Please retype all of the data below, word for word.

[RECORD EXTRACTS — start]

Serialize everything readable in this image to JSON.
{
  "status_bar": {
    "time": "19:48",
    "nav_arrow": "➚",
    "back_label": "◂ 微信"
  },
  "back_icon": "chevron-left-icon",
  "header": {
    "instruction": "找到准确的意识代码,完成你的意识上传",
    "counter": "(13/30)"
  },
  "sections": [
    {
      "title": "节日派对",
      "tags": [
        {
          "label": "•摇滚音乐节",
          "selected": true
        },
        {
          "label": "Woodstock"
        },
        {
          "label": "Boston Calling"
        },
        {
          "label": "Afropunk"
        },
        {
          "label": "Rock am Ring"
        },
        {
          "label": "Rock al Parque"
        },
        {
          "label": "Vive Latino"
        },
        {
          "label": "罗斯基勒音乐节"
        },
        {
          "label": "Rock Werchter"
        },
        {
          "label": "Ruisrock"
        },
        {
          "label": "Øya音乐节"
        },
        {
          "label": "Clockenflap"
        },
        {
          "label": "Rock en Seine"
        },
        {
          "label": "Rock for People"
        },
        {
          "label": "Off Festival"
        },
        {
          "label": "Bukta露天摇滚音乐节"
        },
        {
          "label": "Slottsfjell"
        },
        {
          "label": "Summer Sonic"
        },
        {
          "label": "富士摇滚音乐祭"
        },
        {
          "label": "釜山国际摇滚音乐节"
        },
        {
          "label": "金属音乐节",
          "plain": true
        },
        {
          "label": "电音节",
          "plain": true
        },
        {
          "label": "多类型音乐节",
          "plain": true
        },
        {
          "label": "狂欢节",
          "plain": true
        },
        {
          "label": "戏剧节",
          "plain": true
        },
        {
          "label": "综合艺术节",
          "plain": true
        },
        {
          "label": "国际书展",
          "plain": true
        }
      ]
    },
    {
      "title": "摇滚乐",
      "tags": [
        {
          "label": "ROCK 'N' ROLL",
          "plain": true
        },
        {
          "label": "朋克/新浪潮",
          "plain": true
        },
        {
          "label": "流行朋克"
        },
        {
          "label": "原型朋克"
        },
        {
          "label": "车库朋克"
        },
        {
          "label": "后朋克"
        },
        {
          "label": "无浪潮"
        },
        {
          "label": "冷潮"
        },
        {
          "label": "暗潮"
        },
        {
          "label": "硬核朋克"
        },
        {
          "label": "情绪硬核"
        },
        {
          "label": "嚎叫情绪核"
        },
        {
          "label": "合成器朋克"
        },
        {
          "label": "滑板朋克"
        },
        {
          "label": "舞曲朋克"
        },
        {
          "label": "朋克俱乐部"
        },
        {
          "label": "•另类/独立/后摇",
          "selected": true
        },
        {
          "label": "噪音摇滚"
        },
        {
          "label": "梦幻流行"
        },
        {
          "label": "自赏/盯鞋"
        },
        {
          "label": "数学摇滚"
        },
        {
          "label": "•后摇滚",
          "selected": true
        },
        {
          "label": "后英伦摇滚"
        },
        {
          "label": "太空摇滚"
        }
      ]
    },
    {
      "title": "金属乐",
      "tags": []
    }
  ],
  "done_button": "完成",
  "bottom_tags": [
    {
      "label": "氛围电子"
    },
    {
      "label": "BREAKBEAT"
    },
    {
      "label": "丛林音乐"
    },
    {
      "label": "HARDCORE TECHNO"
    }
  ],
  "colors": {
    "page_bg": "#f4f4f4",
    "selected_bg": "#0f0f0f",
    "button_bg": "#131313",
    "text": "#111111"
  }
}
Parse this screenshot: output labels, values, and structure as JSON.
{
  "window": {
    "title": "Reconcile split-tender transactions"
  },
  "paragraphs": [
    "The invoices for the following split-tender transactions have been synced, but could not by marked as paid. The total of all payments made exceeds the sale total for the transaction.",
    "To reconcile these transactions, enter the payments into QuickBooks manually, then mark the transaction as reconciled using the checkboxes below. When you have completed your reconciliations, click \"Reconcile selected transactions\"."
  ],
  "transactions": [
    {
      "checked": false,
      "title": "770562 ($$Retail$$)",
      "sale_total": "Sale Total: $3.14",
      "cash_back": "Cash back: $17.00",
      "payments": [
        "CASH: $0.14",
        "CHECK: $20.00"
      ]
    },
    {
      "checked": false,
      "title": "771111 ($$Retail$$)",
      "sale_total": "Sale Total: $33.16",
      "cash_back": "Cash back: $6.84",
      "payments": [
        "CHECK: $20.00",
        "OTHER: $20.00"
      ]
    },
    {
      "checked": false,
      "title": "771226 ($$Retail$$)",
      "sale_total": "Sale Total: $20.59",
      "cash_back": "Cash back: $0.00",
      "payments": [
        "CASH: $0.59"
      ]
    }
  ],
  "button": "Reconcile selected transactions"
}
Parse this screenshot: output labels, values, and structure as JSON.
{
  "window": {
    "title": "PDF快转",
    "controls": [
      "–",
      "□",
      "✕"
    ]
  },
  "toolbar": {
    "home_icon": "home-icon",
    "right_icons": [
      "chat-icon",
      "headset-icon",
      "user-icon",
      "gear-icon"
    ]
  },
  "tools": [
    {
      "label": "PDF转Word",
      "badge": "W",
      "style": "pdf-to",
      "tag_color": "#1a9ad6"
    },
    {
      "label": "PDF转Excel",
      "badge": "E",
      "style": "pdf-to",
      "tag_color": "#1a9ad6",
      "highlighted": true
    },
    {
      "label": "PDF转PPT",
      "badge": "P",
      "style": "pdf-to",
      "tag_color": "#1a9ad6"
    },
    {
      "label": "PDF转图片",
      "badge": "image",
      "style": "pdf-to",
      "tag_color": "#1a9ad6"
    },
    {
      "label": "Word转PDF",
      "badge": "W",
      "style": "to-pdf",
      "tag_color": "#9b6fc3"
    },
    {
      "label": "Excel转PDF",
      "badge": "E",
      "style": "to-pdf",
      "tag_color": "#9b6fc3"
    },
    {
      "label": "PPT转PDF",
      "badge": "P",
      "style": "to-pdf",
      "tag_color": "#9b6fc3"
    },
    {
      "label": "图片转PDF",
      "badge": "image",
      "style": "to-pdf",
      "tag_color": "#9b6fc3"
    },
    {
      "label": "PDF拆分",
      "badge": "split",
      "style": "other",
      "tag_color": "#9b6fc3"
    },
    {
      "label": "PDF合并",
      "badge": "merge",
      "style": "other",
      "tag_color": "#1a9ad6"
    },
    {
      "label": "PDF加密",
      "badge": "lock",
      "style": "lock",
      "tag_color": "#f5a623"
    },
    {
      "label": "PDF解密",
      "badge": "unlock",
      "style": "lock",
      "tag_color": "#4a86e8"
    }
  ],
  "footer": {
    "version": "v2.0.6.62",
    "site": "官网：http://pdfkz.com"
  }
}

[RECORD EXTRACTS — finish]

• EXERCISE RESPONSE:
Serialize everything readable in this image to JSON.
{
  "status_bar": {
    "time": "19:48",
    "nav_arrow": "➚",
    "back_label": "◂ 微信"
  },
  "back_icon": "chevron-left-icon",
  "header": {
    "instruction": "找到准确的意识代码,完成你的意识上传",
    "counter": "(13/30)"
  },
  "sections": [
    {
      "title": "节日派对",
      "tags": [
        {
          "label": "•摇滚音乐节",
          "selected": true
        },
        {
          "label": "Woodstock"
        },
        {
          "label": "Boston Calling"
        },
        {
          "label": "Afropunk"
        },
        {
          "label": "Rock am Ring"
        },
        {
          "label": "Rock al Parque"
        },
        {
          "label": "Vive Latino"
        },
        {
          "label": "罗斯基勒音乐节"
        },
        {
          "label": "Rock Werchter"
        },
        {
          "label": "Ruisrock"
        },
        {
          "label": "Øya音乐节"
        },
        {
          "label": "Clockenflap"
        },
        {
          "label": "Rock en Seine"
        },
        {
          "label": "Rock for People"
        },
        {
          "label": "Off Festival"
        },
        {
          "label": "Bukta露天摇滚音乐节"
        },
        {
          "label": "Slottsfjell"
        },
        {
          "label": "Summer Sonic"
        },
        {
          "label": "富士摇滚音乐祭"
        },
        {
          "label": "釜山国际摇滚音乐节"
        },
        {
          "label": "金属音乐节",
          "plain": true
        },
        {
          "label": "电音节",
          "plain": true
        },
        {
          "label": "多类型音乐节",
          "plain": true
        },
        {
          "label": "狂欢节",
          "plain": true
        },
        {
          "label": "戏剧节",
          "plain": true
        },
        {
          "label": "综合艺术节",
          "plain": true
        },
        {
          "label": "国际书展",
          "plain": true
        }
      ]
    },
    {
      "title": "摇滚乐",
      "tags": [
        {
          "label": "ROCK 'N' ROLL",
          "plain": true
        },
        {
          "label": "朋克/新浪潮",
          "plain": true
        },
        {
          "label": "流行朋克"
        },
        {
          "label": "原型朋克"
        },
        {
          "label": "车库朋克"
        },
        {
          "label": "后朋克"
        },
        {
          "label": "无浪潮"
        },
        {
          "label": "冷潮"
        },
        {
          "label": "暗潮"
        },
        {
          "label": "硬核朋克"
        },
        {
          "label": "情绪硬核"
        },
        {
          "label": "嚎叫情绪核"
        },
        {
          "label": "合成器朋克"
        },
        {
          "label": "滑板朋克"
        },
        {
          "label": "舞曲朋克"
        },
        {
          "label": "朋克俱乐部"
        },
        {
          "label": "•另类/独立/后摇",
          "selected": true
        },
        {
          "label": "噪音摇滚"
        },
        {
          "label": "梦幻流行"
        },
        {
          "label": "自赏/盯鞋"
        },
        {
          "label": "数学摇滚"
        },
        {
          "label": "•后摇滚",
          "selected": true
        },
        {
          "label": "后英伦摇滚"
        },
        {
          "label": "太空摇滚"
        }
      ]
    },
    {
      "title": "金属乐",
      "tags": []
    }
  ],
  "done_button": "完成",
  "bottom_tags": [
    {
      "label": "氛围电子"
    },
    {
      "label": "BREAKBEAT"
    },
    {
      "label": "丛林音乐"
    },
    {
      "label": "HARDCORE TECHNO"
    }
  ],
  "colors": {
    "page_bg": "#f4f4f4",
    "selected_bg": "#0f0f0f",
    "button_bg": "#131313",
    "text": "#111111"
  }
}
Parse this screenshot: output labels, values, and structure as JSON.
{
  "window": {
    "title": "Reconcile split-tender transactions"
  },
  "paragraphs": [
    "The invoices for the following split-tender transactions have been synced, but could not by marked as paid. The total of all payments made exceeds the sale total for the transaction.",
    "To reconcile these transactions, enter the payments into QuickBooks manually, then mark the transaction as reconciled using the checkboxes below. When you have completed your reconciliations, click \"Reconcile selected transactions\"."
  ],
  "transactions": [
    {
      "checked": false,
      "title": "770562 ($$Retail$$)",
      "sale_total": "Sale Total: $3.14",
      "cash_back": "Cash back: $17.00",
      "payments": [
        "CASH: $0.14",
        "CHECK: $20.00"
      ]
    },
    {
      "checked": false,
      "title": "771111 ($$Retail$$)",
      "sale_total": "Sale Total: $33.16",
      "cash_back": "Cash back: $6.84",
      "payments": [
        "CHECK: $20.00",
        "OTHER: $20.00"
      ]
    },
    {
      "checked": false,
      "title": "771226 ($$Retail$$)",
      "sale_total": "Sale Total: $20.59",
      "cash_back": "Cash back: $0.00",
      "payments": [
        "CASH: $0.59"
      ]
    }
  ],
  "button": "Reconcile selected transactions"
}
Parse this screenshot: output labels, values, and structure as JSON.
{
  "window": {
    "title": "PDF快转",
    "controls": [
      "–",
      "□",
      "✕"
    ]
  },
  "toolbar": {
    "home_icon": "home-icon",
    "right_icons": [
      "chat-icon",
      "headset-icon",
      "user-icon",
      "gear-icon"
    ]
  },
  "tools": [
    {
      "label": "PDF转Word",
      "badge": "W",
      "style": "pdf-to",
      "tag_color": "#1a9ad6"
    },
    {
      "label": "PDF转Excel",
      "badge": "E",
      "style": "pdf-to",
      "tag_color": "#1a9ad6",
      "highlighted": true
    },
    {
      "label": "PDF转PPT",
      "badge": "P",
      "style": "pdf-to",
      "tag_color": "#1a9ad6"
    },
    {
      "label": "PDF转图片",
      "badge": "image",
      "style": "pdf-to",
      "tag_color": "#1a9ad6"
    },
    {
      "label": "Word转PDF",
      "badge": "W",
      "style": "to-pdf",
      "tag_color": "#9b6fc3"
    },
    {
      "label": "Excel转PDF",
      "badge": "E",
      "style": "to-pdf",
      "tag_color": "#9b6fc3"
    },
    {
      "label": "PPT转PDF",
      "badge": "P",
      "style": "to-pdf",
      "tag_color": "#9b6fc3"
    },
    {
      "label": "图片转PDF",
      "badge": "image",
      "style": "to-pdf",
      "tag_color": "#9b6fc3"
    },
    {
      "label": "PDF拆分",
      "badge": "split",
      "style": "other",
      "tag_color": "#9b6fc3"
    },
    {
      "label": "PDF合并",
      "badge": "merge",
      "style": "other",
      "tag_color": "#1a9ad6"
    },
    {
      "label": "PDF加密",
      "badge": "lock",
      "style": "lock",
      "tag_color": "#f5a623"
    },
    {
      "label": "PDF解密",
      "badge": "unlock",
      "style": "lock",
      "tag_color": "#4a86e8"
    }
  ],
  "footer": {
    "version": "v2.0.6.62",
    "site": "官网：http://pdfkz.com"
  }
}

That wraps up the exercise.